### Assignment
Set down every record below exactly as it appears, but without the pictures.

### Excerpts from an interface dataset
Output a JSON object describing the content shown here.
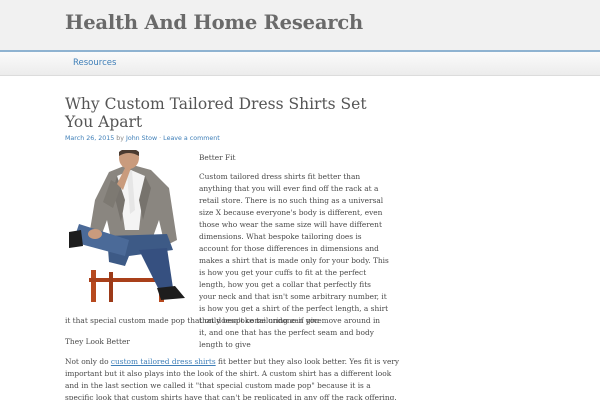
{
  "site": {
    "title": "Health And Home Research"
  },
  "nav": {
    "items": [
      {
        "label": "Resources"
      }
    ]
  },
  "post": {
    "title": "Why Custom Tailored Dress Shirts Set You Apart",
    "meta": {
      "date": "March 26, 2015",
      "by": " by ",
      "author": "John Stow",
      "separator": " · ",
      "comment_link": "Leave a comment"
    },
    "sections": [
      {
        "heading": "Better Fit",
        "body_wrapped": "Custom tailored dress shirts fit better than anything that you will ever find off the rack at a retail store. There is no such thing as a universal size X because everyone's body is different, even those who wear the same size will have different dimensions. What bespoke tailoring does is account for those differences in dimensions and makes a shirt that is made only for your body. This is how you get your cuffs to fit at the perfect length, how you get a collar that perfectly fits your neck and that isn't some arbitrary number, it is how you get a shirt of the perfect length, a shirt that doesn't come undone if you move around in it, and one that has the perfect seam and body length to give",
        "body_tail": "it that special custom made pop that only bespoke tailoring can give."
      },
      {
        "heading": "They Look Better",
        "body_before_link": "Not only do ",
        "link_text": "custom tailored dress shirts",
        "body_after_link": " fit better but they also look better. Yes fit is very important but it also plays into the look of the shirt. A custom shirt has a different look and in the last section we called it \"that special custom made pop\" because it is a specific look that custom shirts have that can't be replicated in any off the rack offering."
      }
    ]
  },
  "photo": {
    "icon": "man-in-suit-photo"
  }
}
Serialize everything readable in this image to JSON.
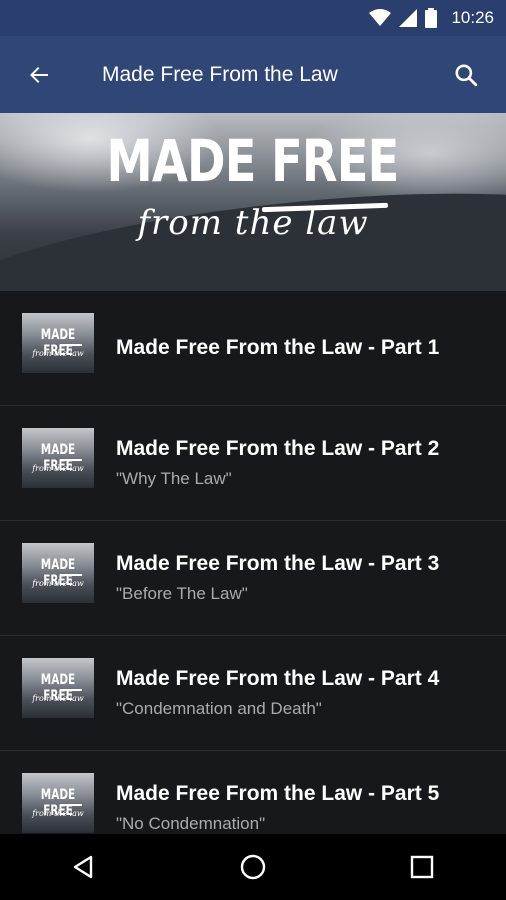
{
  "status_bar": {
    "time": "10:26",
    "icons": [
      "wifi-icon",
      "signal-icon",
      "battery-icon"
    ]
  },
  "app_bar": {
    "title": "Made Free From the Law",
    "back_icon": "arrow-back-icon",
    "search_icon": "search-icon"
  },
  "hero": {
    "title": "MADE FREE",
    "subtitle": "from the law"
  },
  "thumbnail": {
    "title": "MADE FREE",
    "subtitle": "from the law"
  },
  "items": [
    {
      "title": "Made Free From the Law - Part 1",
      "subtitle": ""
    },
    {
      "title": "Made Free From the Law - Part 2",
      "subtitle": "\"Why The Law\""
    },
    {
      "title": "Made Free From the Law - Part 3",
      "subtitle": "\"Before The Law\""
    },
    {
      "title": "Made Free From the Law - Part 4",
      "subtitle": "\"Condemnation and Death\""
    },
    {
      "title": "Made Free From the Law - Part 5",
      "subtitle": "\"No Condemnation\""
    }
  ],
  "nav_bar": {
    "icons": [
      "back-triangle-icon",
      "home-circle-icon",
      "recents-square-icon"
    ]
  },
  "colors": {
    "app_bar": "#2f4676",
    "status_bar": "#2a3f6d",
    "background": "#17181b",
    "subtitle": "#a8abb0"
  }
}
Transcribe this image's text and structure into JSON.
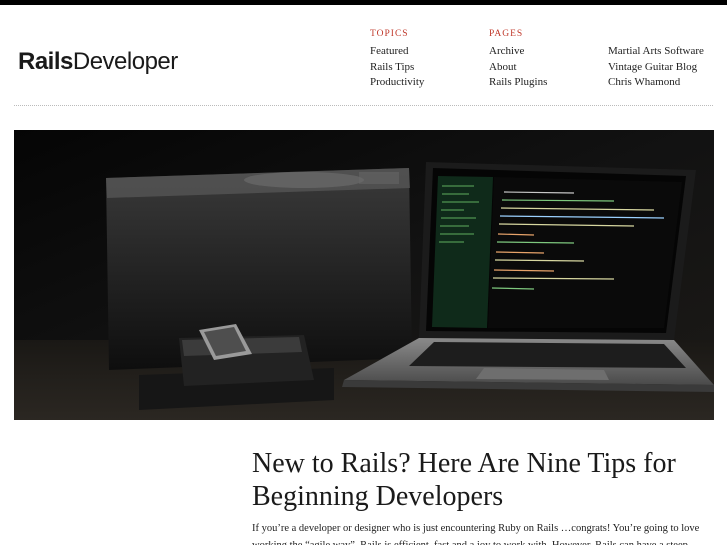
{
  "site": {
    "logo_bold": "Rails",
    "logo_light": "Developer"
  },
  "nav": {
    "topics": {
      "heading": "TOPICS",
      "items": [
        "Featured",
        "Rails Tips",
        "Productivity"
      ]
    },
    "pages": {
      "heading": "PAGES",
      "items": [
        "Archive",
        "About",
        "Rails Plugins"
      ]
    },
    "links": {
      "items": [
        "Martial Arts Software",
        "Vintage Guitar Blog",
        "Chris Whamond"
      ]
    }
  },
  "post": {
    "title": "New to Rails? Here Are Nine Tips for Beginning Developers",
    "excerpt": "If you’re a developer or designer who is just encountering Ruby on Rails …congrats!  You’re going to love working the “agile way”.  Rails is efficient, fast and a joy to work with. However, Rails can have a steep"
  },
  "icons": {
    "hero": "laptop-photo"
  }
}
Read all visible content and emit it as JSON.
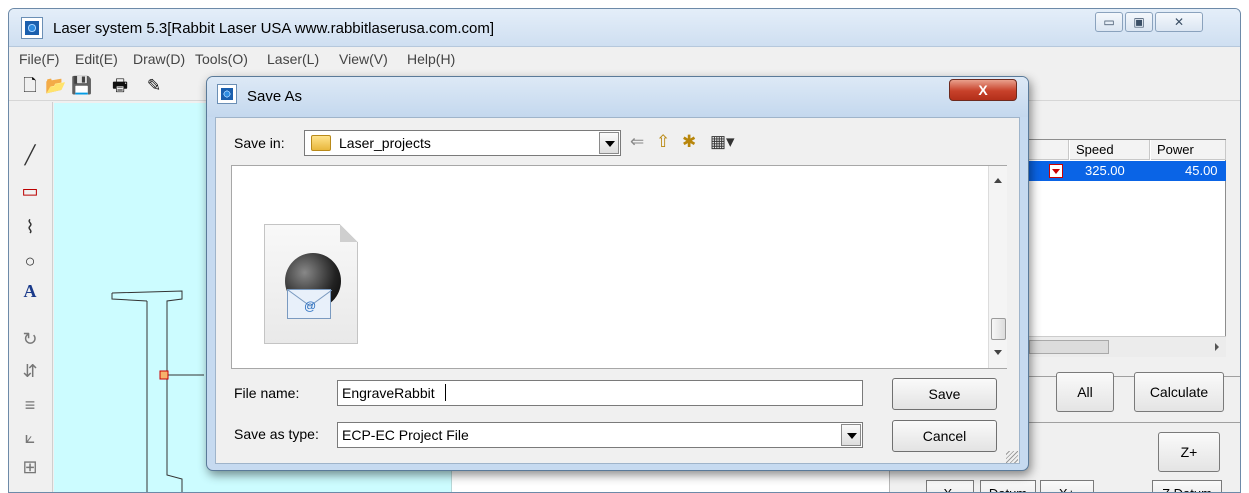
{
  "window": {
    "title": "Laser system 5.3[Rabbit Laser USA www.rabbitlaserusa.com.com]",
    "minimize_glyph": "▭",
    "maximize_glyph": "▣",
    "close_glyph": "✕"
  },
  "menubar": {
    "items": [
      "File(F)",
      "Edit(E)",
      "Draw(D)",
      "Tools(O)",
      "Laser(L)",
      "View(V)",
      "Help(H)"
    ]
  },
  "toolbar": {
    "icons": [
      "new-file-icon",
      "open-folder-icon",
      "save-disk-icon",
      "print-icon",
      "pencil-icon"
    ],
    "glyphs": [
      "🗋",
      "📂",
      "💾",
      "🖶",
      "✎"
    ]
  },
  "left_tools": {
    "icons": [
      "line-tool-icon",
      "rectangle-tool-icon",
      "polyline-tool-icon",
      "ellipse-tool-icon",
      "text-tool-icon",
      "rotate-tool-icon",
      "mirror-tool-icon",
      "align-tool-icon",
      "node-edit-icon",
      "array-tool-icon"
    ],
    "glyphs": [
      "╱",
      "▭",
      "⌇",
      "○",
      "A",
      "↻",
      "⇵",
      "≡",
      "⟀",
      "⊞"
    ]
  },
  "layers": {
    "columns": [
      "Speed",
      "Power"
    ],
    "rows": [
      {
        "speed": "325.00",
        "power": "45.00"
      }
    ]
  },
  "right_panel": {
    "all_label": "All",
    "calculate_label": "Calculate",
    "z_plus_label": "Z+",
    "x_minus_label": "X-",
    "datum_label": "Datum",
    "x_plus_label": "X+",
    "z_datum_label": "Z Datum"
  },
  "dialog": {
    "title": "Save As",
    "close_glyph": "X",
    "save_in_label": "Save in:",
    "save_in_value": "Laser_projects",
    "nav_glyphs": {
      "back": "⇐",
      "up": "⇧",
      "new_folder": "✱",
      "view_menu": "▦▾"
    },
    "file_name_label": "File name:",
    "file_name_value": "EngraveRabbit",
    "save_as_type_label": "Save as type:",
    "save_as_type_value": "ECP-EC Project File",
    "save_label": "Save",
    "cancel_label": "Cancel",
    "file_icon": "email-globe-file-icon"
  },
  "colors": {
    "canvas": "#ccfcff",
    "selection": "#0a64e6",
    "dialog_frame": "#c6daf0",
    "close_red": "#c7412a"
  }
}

### Answer to this task
Output a JSON object describing the content shown here.
{
  "site": {
    "title": "Health And Home Research"
  },
  "nav": {
    "items": [
      {
        "label": "Resources"
      }
    ]
  },
  "post": {
    "title": "Why Custom Tailored Dress Shirts Set You Apart",
    "meta": {
      "date": "March 26, 2015",
      "by": " by ",
      "author": "John Stow",
      "separator": " · ",
      "comment_link": "Leave a comment"
    },
    "sections": [
      {
        "heading": "Better Fit",
        "body_wrapped": "Custom tailored dress shirts fit better than anything that you will ever find off the rack at a retail store. There is no such thing as a universal size X because everyone's body is different, even those who wear the same size will have different dimensions. What bespoke tailoring does is account for those differences in dimensions and makes a shirt that is made only for your body. This is how you get your cuffs to fit at the perfect length, how you get a collar that perfectly fits your neck and that isn't some arbitrary number, it is how you get a shirt of the perfect length, a shirt that doesn't come undone if you move around in it, and one that has the perfect seam and body length to give",
        "body_tail": "it that special custom made pop that only bespoke tailoring can give."
      },
      {
        "heading": "They Look Better",
        "body_before_link": "Not only do ",
        "link_text": "custom tailored dress shirts",
        "body_after_link": " fit better but they also look better. Yes fit is very important but it also plays into the look of the shirt. A custom shirt has a different look and in the last section we called it \"that special custom made pop\" because it is a specific look that custom shirts have that can't be replicated in any off the rack offering."
      }
    ]
  },
  "photo": {
    "icon": "man-in-suit-photo"
  }
}
Serialize everything readable in this image to JSON.
{
  "status_bar": {
    "time": "10:26",
    "icons": [
      "wifi-icon",
      "signal-icon",
      "battery-icon"
    ]
  },
  "app_bar": {
    "title": "Made Free From the Law",
    "back_icon": "arrow-back-icon",
    "search_icon": "search-icon"
  },
  "hero": {
    "title": "MADE FREE",
    "subtitle": "from the law"
  },
  "thumbnail": {
    "title": "MADE FREE",
    "subtitle": "from the law"
  },
  "items": [
    {
      "title": "Made Free From the Law - Part 1",
      "subtitle": ""
    },
    {
      "title": "Made Free From the Law - Part 2",
      "subtitle": "\"Why The Law\""
    },
    {
      "title": "Made Free From the Law - Part 3",
      "subtitle": "\"Before The Law\""
    },
    {
      "title": "Made Free From the Law - Part 4",
      "subtitle": "\"Condemnation and Death\""
    },
    {
      "title": "Made Free From the Law - Part 5",
      "subtitle": "\"No Condemnation\""
    }
  ],
  "nav_bar": {
    "icons": [
      "back-triangle-icon",
      "home-circle-icon",
      "recents-square-icon"
    ]
  },
  "colors": {
    "app_bar": "#2f4676",
    "status_bar": "#2a3f6d",
    "background": "#17181b",
    "subtitle": "#a8abb0"
  }
}
Transcribe this image's text and structure into JSON.
{
  "site": {
    "logo_bold": "Rails",
    "logo_light": "Developer"
  },
  "nav": {
    "topics": {
      "heading": "TOPICS",
      "items": [
        "Featured",
        "Rails Tips",
        "Productivity"
      ]
    },
    "pages": {
      "heading": "PAGES",
      "items": [
        "Archive",
        "About",
        "Rails Plugins"
      ]
    },
    "links": {
      "items": [
        "Martial Arts Software",
        "Vintage Guitar Blog",
        "Chris Whamond"
      ]
    }
  },
  "post": {
    "title": "New to Rails? Here Are Nine Tips for Beginning Developers",
    "excerpt": "If you’re a developer or designer who is just encountering Ruby on Rails …congrats!  You’re going to love working the “agile way”.  Rails is efficient, fast and a joy to work with. However, Rails can have a steep"
  },
  "icons": {
    "hero": "laptop-photo"
  }
}
Read all visible content and emit it as JSON.
{
  "window": {
    "title": "Laser system 5.3[Rabbit Laser USA www.rabbitlaserusa.com.com]",
    "minimize_glyph": "▭",
    "maximize_glyph": "▣",
    "close_glyph": "✕"
  },
  "menubar": {
    "items": [
      "File(F)",
      "Edit(E)",
      "Draw(D)",
      "Tools(O)",
      "Laser(L)",
      "View(V)",
      "Help(H)"
    ]
  },
  "toolbar": {
    "icons": [
      "new-file-icon",
      "open-folder-icon",
      "save-disk-icon",
      "print-icon",
      "pencil-icon"
    ],
    "glyphs": [
      "🗋",
      "📂",
      "💾",
      "🖶",
      "✎"
    ]
  },
  "left_tools": {
    "icons": [
      "line-tool-icon",
      "rectangle-tool-icon",
      "polyline-tool-icon",
      "ellipse-tool-icon",
      "text-tool-icon",
      "rotate-tool-icon",
      "mirror-tool-icon",
      "align-tool-icon",
      "node-edit-icon",
      "array-tool-icon"
    ],
    "glyphs": [
      "╱",
      "▭",
      "⌇",
      "○",
      "A",
      "↻",
      "⇵",
      "≡",
      "⟀",
      "⊞"
    ]
  },
  "layers": {
    "columns": [
      "Speed",
      "Power"
    ],
    "rows": [
      {
        "speed": "325.00",
        "power": "45.00"
      }
    ]
  },
  "right_panel": {
    "all_label": "All",
    "calculate_label": "Calculate",
    "z_plus_label": "Z+",
    "x_minus_label": "X-",
    "datum_label": "Datum",
    "x_plus_label": "X+",
    "z_datum_label": "Z Datum"
  },
  "dialog": {
    "title": "Save As",
    "close_glyph": "X",
    "save_in_label": "Save in:",
    "save_in_value": "Laser_projects",
    "nav_glyphs": {
      "back": "⇐",
      "up": "⇧",
      "new_folder": "✱",
      "view_menu": "▦▾"
    },
    "file_name_label": "File name:",
    "file_name_value": "EngraveRabbit",
    "save_as_type_label": "Save as type:",
    "save_as_type_value": "ECP-EC Project File",
    "save_label": "Save",
    "cancel_label": "Cancel",
    "file_icon": "email-globe-file-icon"
  },
  "colors": {
    "canvas": "#ccfcff",
    "selection": "#0a64e6",
    "dialog_frame": "#c6daf0",
    "close_red": "#c7412a"
  }
}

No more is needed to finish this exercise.